Supporters also maintained that funding only telecommunications services would miss the point of the program, which is to extend internet service to all schools universally. Without the one-time expense of wiring and internal connections, supporters said, discounts for telecommunications services would be virtually useless.

Senate proceedings

The debate spilled over into a Senate Communications subcommittee hearing on June 10, when Kennard and the other FCC commissioners were grilled at length about the program’s cost and efficiency.

“I don’t think anyone in the Senate ever thought that the limited language we included in the 1996 Telecommunications Act would be used to create a massive new entitlement program through universal service,” Sen. Conrad Burns, R-Mont., said in his opening statement.

But Sen. John Rockefeller, D-W. Va., who helped draft the section of the 1996 Telecom Act that created the eRate, saw things differently. As one means of persuading Congress to deregulate the telecommunications industry, he said, telcos promised to fund universal service for schools and libraries.

“We made a deal, and it seems to me we should make people stick to it,” Rockefeller said. “We need to insist on the commitment that these companies made—including AT&T, including MCI.”

A majority of senators pressured the FCC commissioners to suspend the eRate until their concerns about the program could be addressed. But Sen. Olympia Snowe, R-Maine, who also co-authored the eRate provision, blasted her colleagues for trying to kill the eRate.

“If there’s a problem with the bureaucracy, let’s fix it,” Snowe said. “But that shouldn’t be the ruse for freezing this program.”

Prudent progess

Kennard expressed his own determination to push forward “prudently” on the eRate, arguing that the FCC was already addressing legitimate concerns raised by Congress.

“There’s been a lot of misinformation about what is eligible for a discount,” Kennard said, referring to criticism by many members of Congress that schools were using eRate money to fund items such as carpeting and painting. “We need to take this issue off the table.”

Kennard pointed out that the FCC already had voted on May 8 to streamline eRate administration by folding the SLC and the Rural Health Care Corp. into a single entity. The resulting agency was scheduled to begin administering universal service on Jan. 4, 1999. The FCC also would be voting to cut the salaries of SLC officials, Kennard said.

“If we take these issues off the table, we’re left with two things,” Kennard said, “the size of the fund and phone rates.” Overall, he said, long-distance rates are declining—about 6 percent from last year. “Let’s not spread misinformation that this [eRate program] is causing rates to increase overall,” he said.

As for the size of the fund, Kennard said the FCC already had slowed the initiation of the program to address the concerns of telcos. He proposed the FCC ease the need for startup funding by stretching to 18 months the discount payments initially scheduled for disbursement during the first year.

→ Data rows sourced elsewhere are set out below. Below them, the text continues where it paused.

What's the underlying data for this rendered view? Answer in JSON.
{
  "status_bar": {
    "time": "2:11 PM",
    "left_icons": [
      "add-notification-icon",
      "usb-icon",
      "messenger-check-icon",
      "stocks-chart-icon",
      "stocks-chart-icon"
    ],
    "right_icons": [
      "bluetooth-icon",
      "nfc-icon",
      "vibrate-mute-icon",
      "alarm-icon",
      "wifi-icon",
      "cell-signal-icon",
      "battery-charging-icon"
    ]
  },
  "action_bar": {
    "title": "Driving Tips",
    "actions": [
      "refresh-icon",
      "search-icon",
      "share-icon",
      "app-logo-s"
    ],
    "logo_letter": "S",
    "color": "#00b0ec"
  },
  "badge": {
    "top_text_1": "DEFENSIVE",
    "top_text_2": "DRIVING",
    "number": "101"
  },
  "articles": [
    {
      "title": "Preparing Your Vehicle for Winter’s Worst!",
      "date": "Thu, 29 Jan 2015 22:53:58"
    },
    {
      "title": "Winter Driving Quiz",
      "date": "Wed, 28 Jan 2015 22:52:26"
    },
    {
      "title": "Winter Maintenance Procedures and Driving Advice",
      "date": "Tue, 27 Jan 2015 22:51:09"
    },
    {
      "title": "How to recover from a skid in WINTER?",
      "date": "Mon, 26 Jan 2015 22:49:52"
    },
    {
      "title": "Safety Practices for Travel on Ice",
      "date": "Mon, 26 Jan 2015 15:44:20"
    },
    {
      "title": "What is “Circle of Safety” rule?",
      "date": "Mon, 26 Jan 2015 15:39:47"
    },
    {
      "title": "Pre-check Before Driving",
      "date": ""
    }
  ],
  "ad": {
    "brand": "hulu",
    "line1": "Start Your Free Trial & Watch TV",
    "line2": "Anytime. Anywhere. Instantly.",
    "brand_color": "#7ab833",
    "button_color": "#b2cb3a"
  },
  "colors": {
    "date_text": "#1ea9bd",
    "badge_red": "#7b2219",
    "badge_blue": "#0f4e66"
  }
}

“I submit that the best thing we can do is proceed ahead prudently,” Kennard told the subcommittee. “We shouldn’t abandon the 30,000 applicants who have already invested their time and money in the program.”

Although the basic program appears to have weathered the initial storm of opposition, the eRate seemed destined to be the source of continuing partisan political combat.

Speaking to a communications industry trade show in Atlanta on June 8, House Speaker Newt Gingrich, R-Ga., called the eRate program as administered by the FCC “explicitly wrong.”

“We’ll probably block it in the next two weeks,” said Gingrich without providing details. “It is wrong for five unelected, appointed [FCC] commissioners to be able to establish a tax on every telephone line in the United States.”